** Opening Data to examine block **

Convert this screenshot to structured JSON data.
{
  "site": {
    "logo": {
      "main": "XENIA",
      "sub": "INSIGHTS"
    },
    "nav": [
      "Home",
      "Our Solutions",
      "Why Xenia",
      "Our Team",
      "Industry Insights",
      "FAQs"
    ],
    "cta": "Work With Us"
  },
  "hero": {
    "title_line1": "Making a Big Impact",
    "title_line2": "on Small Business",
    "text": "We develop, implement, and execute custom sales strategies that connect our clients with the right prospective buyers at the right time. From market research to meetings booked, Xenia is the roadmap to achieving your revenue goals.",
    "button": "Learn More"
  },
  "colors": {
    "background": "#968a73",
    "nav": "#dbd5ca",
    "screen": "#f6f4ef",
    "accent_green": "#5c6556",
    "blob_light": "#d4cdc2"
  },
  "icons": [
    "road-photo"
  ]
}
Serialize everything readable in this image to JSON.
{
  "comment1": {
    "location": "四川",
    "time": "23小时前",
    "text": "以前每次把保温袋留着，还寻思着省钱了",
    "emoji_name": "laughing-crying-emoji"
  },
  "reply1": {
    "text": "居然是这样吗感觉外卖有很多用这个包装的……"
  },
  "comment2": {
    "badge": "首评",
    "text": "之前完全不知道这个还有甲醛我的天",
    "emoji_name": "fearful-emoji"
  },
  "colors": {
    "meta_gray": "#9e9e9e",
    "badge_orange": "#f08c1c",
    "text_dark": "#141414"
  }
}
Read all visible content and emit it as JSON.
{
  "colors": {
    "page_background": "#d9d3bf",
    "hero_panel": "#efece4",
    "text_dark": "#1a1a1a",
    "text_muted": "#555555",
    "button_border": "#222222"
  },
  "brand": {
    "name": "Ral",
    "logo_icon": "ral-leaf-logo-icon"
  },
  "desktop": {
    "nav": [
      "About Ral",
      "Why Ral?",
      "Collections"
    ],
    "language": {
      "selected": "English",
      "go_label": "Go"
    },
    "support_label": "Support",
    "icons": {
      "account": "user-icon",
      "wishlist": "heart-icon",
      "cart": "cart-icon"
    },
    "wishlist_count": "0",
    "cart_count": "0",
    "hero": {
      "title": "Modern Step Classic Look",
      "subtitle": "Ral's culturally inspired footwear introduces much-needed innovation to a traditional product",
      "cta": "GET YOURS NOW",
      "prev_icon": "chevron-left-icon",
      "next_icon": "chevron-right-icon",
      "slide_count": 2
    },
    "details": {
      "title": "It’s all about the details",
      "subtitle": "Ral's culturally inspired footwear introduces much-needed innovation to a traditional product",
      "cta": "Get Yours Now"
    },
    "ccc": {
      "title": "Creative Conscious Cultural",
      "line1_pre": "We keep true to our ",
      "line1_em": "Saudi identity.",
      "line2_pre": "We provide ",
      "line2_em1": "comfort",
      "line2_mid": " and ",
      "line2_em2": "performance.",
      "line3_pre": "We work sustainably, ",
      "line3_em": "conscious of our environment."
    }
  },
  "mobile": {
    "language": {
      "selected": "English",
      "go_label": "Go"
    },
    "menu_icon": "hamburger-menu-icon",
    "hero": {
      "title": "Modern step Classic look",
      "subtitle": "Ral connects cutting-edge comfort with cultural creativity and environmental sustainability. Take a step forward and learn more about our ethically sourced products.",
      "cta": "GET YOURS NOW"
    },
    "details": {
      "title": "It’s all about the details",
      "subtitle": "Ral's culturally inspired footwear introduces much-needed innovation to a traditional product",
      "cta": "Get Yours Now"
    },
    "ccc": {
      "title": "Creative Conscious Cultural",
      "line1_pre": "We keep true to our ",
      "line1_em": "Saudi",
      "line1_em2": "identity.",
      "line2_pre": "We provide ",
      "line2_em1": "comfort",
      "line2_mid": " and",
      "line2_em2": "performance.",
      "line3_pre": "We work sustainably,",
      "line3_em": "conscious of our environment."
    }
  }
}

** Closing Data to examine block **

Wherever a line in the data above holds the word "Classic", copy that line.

      "title": "Modern Step Classic Look",
      "title": "Modern step Classic look",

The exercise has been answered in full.